Phones and Internet

Only one of our campsites offered free internet, and then only if you were sat outside the shower block.  The rest of the time we used the Europe roaming data and coverage package that my phone network provides (£4 per day) and purchased top up data when we needed it (£1-2); which was most days.  It meant that my mobile phone bills were quite spectacular when we came home, but we knew in advance that that would be the case so we could budget for it.  It was usually cheaper than buying campsite wifi and we had it with us all the time for map reading, choosing campsites, Instagram – all the essentials!


In the three weeks away I don’t need to be wearing open sandals to count the number of times we ate out, and I don’t need all the fingers either if we discount two Golden Arches suppers at Rouen and Cherbourg on the way home because nothing else was open.  Self catering was partly what made the trip affordable, and meant that we could stay away for longer and go on unmissable expeditions like the trip up to Zermatt and Gornergrat.

Breakfast was usually porridge made with long life almond milk and maple syrup that we brought with us, lunch we made sandwiches, and for supper we dropped by a supermarket at the end of the day for a little inspiration.  It’s amazing what you can make on a camp stove when you put your mind to it.  Tomato pasta with burger ‘meatballs’ was Pip’s favourite, the girls loved the night in Normandy when we made ham and cheese crepes, but I think I was most impressed with H’s steak and chips – he bought a packet of frozen chips to act as an icebag for the steak and then fried them up in a saucepan – yum!

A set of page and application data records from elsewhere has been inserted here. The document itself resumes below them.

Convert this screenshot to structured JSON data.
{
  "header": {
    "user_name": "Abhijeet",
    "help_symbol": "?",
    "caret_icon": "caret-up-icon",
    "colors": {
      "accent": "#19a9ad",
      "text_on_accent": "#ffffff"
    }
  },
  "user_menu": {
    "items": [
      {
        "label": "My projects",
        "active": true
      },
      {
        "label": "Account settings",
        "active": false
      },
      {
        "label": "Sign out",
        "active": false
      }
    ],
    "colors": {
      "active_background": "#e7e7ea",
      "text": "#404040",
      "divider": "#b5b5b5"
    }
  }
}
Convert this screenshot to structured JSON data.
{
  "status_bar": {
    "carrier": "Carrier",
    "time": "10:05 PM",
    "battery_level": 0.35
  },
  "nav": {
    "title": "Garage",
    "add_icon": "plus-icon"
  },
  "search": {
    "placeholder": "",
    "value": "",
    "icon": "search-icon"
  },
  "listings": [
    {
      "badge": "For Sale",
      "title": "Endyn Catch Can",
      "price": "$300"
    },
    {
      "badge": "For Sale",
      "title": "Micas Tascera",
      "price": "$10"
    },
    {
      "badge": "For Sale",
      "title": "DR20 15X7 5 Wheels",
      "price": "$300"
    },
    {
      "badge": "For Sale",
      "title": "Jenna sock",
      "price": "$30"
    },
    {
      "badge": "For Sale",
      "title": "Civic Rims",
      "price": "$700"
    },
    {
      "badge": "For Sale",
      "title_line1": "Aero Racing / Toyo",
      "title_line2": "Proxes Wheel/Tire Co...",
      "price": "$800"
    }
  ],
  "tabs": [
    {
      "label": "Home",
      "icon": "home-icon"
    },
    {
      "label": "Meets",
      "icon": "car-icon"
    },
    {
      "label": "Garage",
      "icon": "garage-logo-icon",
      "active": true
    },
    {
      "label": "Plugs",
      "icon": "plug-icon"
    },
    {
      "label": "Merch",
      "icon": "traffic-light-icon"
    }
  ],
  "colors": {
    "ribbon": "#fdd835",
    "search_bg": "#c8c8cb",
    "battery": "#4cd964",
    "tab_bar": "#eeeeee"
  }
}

Not knowing quite where in Europe we were headed we packed for most European countries by buying a kit that would cover France, Switzerland and Germany and adding extra hi vis jackets just in case we fancied going to Spain.  Happily the only bits we actually needed were the magnetic GB plate and the headlight deflectors, everything else is still in its nice little box for next time.

Fuel was never a problem and the only other thing we had to buy was a vignette for the Swiss motorways; available from every petrol station and a sort of universal toll.

Why do it?

It’s true, there are much easier holidays to go on, and there were definitely days when staying somewhere warm with walls, built in childcare and someone to bring you a drink on a tray sounded very appealing, but so often in life the things that are worth doing aren’t always the easiest.  This trip ignited the travelling bug in our children, showed them different countries and different cultures. I showed us just how little we need to be happy, and just how much we have in our house when we got back home, it gave us snow and mountaintops, beaches and sunsets and a fair amount of rain too. But most of all it gave us three weeks of time spent focussed just in being together as our little family of five before the big changes that the autumn brought.  The word life changing is horribly over used but I think I might be justified in using it here.

Space for the Butterflies - Me and Mine

If you are in any teeny tiny way even vaguely tempted to try it then all I can say is “Go!”  Book a ferry and a couple of nights camping in Normandy to see whether you like it; you can always come home if it rains, but I bet you won’t want to.